Every organization loves to claim its security program is “well-managed” and as they progress into the managed maturity level, they can say that with assurance. At level 4, organizations have defined and built a comprehensive set of people, process and technology controls. However, they remain reliant on manual processes and face challenges sustaining the security program in the face of continuous change to threat, regulatory, technology and business landscapes.
Therefore, security roadmaps at the managed level must focus on increasing the level of automation for the infrastructure and processes through which they hope to make the program more cost-sustainable or scalable. For example, complex functions such as vulnerability management and security monitoring can be increasingly orchestrated across hybrid public/private cloud environments; access management, security monitoring and DLP advanced to support traditional, virtual, mobile and cloud endpoints. Organizations should also continue working to broaden coverage to additional business units, geographies, and applications.
Optimized Maturity Level
At the optimized maturity level, organizational security programs (almost) have it all. They have raised the bar on organization-wide security process and technology infrastructure to a pretty high level, including accountability, metrics, and automation. But let’s clarify, not all organizations at this level are so intent on continuous improvement that they’ll keep throwing increased funding and resources at security for security’s sake.

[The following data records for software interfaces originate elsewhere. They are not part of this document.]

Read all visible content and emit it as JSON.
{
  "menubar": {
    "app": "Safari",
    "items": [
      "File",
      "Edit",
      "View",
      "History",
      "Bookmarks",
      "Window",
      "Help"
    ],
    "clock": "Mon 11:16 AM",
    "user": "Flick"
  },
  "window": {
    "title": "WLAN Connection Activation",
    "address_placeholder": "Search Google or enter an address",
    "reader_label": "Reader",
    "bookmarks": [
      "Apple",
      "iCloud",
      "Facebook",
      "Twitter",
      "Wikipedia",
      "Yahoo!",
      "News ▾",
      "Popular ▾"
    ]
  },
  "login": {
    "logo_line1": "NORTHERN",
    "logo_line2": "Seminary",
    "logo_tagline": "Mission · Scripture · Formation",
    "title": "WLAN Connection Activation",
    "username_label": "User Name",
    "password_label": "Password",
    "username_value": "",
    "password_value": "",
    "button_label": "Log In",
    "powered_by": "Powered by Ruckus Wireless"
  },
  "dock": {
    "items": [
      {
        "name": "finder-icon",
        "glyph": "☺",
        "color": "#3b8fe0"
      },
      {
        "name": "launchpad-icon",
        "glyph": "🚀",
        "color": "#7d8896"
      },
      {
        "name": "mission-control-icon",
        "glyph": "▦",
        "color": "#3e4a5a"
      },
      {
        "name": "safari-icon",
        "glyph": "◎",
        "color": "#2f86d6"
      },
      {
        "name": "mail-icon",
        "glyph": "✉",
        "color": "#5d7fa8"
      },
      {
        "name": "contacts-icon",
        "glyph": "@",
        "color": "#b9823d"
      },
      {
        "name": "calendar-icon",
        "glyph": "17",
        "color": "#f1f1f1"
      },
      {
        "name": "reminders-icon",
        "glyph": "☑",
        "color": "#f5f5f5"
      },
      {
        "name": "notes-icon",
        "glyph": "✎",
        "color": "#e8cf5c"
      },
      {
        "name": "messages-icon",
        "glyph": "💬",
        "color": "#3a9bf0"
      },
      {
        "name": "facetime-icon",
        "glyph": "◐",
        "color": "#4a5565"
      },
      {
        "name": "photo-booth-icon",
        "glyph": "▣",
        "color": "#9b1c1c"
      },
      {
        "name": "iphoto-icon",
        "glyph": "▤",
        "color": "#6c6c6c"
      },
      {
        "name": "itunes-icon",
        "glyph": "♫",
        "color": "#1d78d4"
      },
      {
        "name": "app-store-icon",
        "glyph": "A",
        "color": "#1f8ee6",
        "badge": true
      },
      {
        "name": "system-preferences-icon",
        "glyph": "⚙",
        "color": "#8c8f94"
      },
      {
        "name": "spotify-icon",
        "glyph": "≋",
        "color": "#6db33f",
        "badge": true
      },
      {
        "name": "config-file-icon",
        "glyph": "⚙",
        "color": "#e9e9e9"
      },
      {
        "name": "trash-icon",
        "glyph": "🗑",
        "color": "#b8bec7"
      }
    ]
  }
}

Moreover, organizations that get to the optimized level face challenges staying. Sustaining many if not most optimized security programs without unusually high levels of investment requires continuous risk, business, technology, and financial analysis in the face of change.
So what does a Security Roadmap for a level 5 organization look like? It focuses on sustainability and adaptability by continued work on architectural approaches to abstract and future-proof both process and technology interfaces. It seeks to establish an organizational culture that supports continuous improvements in security and risk management-related skills, processes and technologies.
More on Benchmarking and Industry Perspectives
As part of a maturity assessment, many clients like to benchmark their scores against industry peers. Although we can’t reveal specific clients’ names or scores, we’ve maintained average numerical maturity levels found from engagements performed over the years for many clients in several vertical industries. We’ve benchmarked the overall average for all industries and domains at 2.75.
Clients also want recommended numerical targets for improving their maturity scores over a 1, 2 or 3 year time frame. As noted above, there is no industry standard framework or formula for determining the ideal maturity level for a given organization. We use a risk-based approach in consultation with our clients to help them arrive at organization-specific maturity goals. Nevertheless, we believe that the 2.75 overall industry average is much too low.
Financial services have been on the front lines of threat and regulatory pressure. In many cases, they’ve had to mature the security program as a matter of survival. We’ve benchmarked the average large financial services organization at about the 3.5 level. We believe organizations in other industries that score lower – such as government, health care, hi tech, manufacturing and higher education – need to get closer to that 3.5 level. And many of them, along with financial services themselves, need to improve beyond 3.5 as the threat and regulatory landscape evolves.
So – happy maturing! Please check out more information on how we can help with Security Assessments or also with Cybersecurity Readiness Exercises. And contact us if you have any questions about our process, or would be interested in exploring a security assessment engagement.